Patients on haemodialysis have been identified as high-risk for medication discrepancies and adverse drug events. Medication reconciliation is an important patient safety initiative to prevent adverse drug events. The primary objective of our study was to determine the number and types of medication discrepancies and drug therapy problems (DTPs) identified in patients on haemodialysis. Our second objective was to assess the potential clinical impact and severity of all unintentional medication discrepancies identified.Methods:
Patients in an academic haemodialysis unit were interviewed to obtain a best possible medication history (BPMH) between May and August 2010. The BPMH was documented and discrepancies were identified, classified and resolved with the interprofessional team. An interprofessional panel conducted a discrepancy clinical impact assessment for potential adverse drug events.Results:

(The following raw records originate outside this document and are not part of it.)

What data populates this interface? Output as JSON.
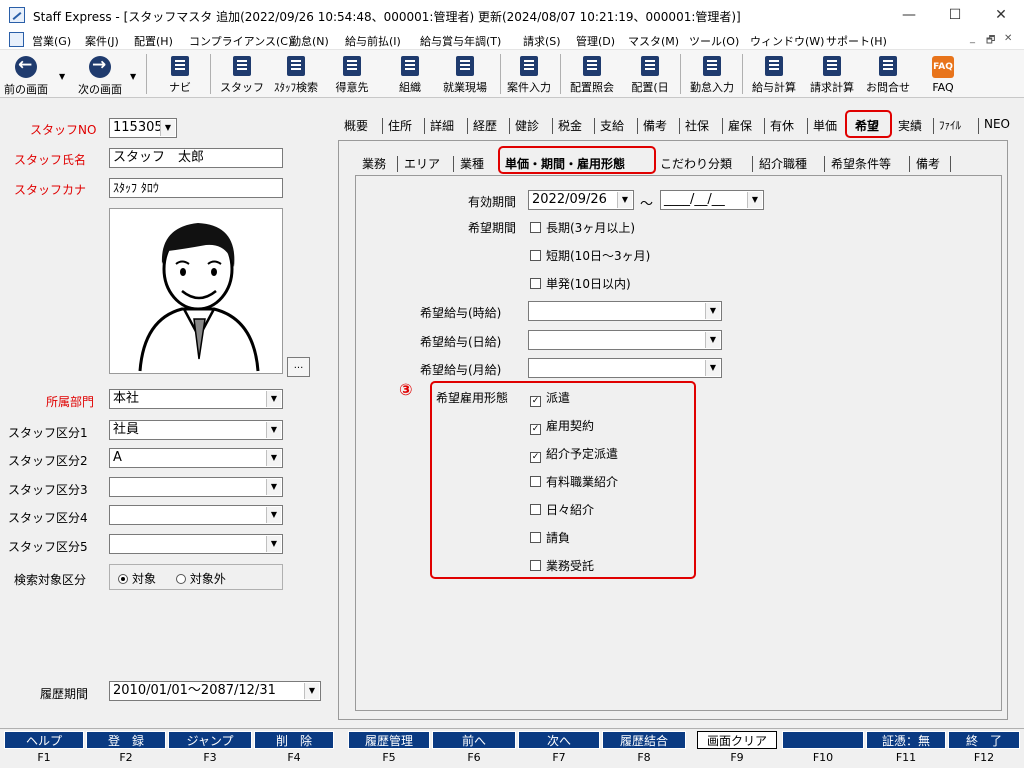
{
  "window": {
    "title": "Staff Express - [スタッフマスタ 追加(2022/09/26 10:54:48、000001:管理者) 更新(2024/08/07 10:21:19、000001:管理者)]",
    "min": "—",
    "max": "☐",
    "close": "✕"
  },
  "menu": [
    "営業(G)",
    "案件(J)",
    "配置(H)",
    "コンプライアンス(C)",
    "勤怠(N)",
    "給与前払(I)",
    "給与賞与年調(T)",
    "請求(S)",
    "管理(D)",
    "マスタ(M)",
    "ツール(O)",
    "ウィンドウ(W)",
    "サポート(H)"
  ],
  "mdi_controls": {
    "min": "_",
    "restore": "🗗",
    "close": "✕"
  },
  "toolbar": {
    "prev": "前の画面",
    "next": "次の画面",
    "nav": "ナビ",
    "staff": "スタッフ",
    "staff_search": "ｽﾀｯﾌ検索",
    "client": "得意先",
    "org": "組織",
    "site": "就業現場",
    "job_entry": "案件入力",
    "placement_inquiry": "配置照会",
    "placement_day": "配置(日",
    "attendance": "勤怠入力",
    "payroll": "給与計算",
    "billing": "請求計算",
    "inquiry": "お問合せ",
    "faq": "FAQ",
    "faq_icon": "FAQ"
  },
  "staff": {
    "no_label": "スタッフNO",
    "no_value": "115305",
    "name_label": "スタッフ氏名",
    "name_value": "スタッフ　太郎",
    "kana_label": "スタッフカナ",
    "kana_value": "ｽﾀｯﾌ ﾀﾛｳ",
    "photo_button": "...",
    "dept_label": "所属部門",
    "dept_value": "本社",
    "cat1_label": "スタッフ区分1",
    "cat1_value": "社員",
    "cat2_label": "スタッフ区分2",
    "cat2_value": "A",
    "cat3_label": "スタッフ区分3",
    "cat3_value": "",
    "cat4_label": "スタッフ区分4",
    "cat4_value": "",
    "cat5_label": "スタッフ区分5",
    "cat5_value": "",
    "search_label": "検索対象区分",
    "search_on": "対象",
    "search_off": "対象外",
    "history_label": "履歴期間",
    "history_value": "2010/01/01～2087/12/31"
  },
  "main_tabs": [
    "概要",
    "住所",
    "詳細",
    "経歴",
    "健診",
    "税金",
    "支給",
    "備考",
    "社保",
    "雇保",
    "有休",
    "単価",
    "希望",
    "実績",
    "ﾌｧｲﾙ",
    "NEO"
  ],
  "sub_tabs": [
    "業務",
    "エリア",
    "業種",
    "単価・期間・雇用形態",
    "こだわり分類",
    "紹介職種",
    "希望条件等",
    "備考"
  ],
  "form": {
    "valid_label": "有効期間",
    "valid_from": "2022/09/26",
    "valid_to": "____/__/__",
    "tilde": "～",
    "period_label": "希望期間",
    "period_long": "長期(3ヶ月以上)",
    "period_short": "短期(10日～3ヶ月)",
    "period_single": "単発(10日以内)",
    "wage_hour_label": "希望給与(時給)",
    "wage_day_label": "希望給与(日給)",
    "wage_month_label": "希望給与(月給)",
    "employment_label": "希望雇用形態",
    "emp_dispatch": "派遣",
    "emp_contract": "雇用契約",
    "emp_ttp": "紹介予定派遣",
    "emp_paid_intro": "有料職業紹介",
    "emp_daily": "日々紹介",
    "emp_contracting": "請負",
    "emp_outsourcing": "業務受託",
    "annotation": "③"
  },
  "fkeys": [
    {
      "label": "ヘルプ",
      "key": "F1"
    },
    {
      "label": "登　録",
      "key": "F2"
    },
    {
      "label": "ジャンプ",
      "key": "F3"
    },
    {
      "label": "削　除",
      "key": "F4"
    },
    {
      "label": "履歴管理",
      "key": "F5"
    },
    {
      "label": "前へ",
      "key": "F6"
    },
    {
      "label": "次へ",
      "key": "F7"
    },
    {
      "label": "履歴結合",
      "key": "F8"
    },
    {
      "label": "画面クリア",
      "key": "F9"
    },
    {
      "label": "",
      "key": "F10"
    },
    {
      "label": "証憑：無",
      "key": "F11"
    },
    {
      "label": "終　了",
      "key": "F12"
    }
  ]
}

Two hundred and twenty-eight patients on haemodialysis were interviewed and 512 discrepancies were identified for 151 patients (3.4 discrepancies per patient). Of these, 174 (34%) were undocumented intentional discrepancies and 338 (66%) were unintentional discrepancies. The unintentional discrepancies were classified as 21% omissions, 36% commissions and 43% incorrect dose/frequency. Most drug therapy problems were related to patient taking a medication that was not indicated (25%), medication required but patient not taking (25%), patient not willing to take the medication as prescribed (28%) or incorrect dosing of a drug (20%). Overall, 6% of discrepancies were classified as clinically significant potential adverse drug events.Conclusion:
Medication discrepancies appear to be common in patients on haemodialysis. Formal interprofessional medication reconciliation practice models are essential to identify discrepancies and prevent patients from experiencing adverse drug events.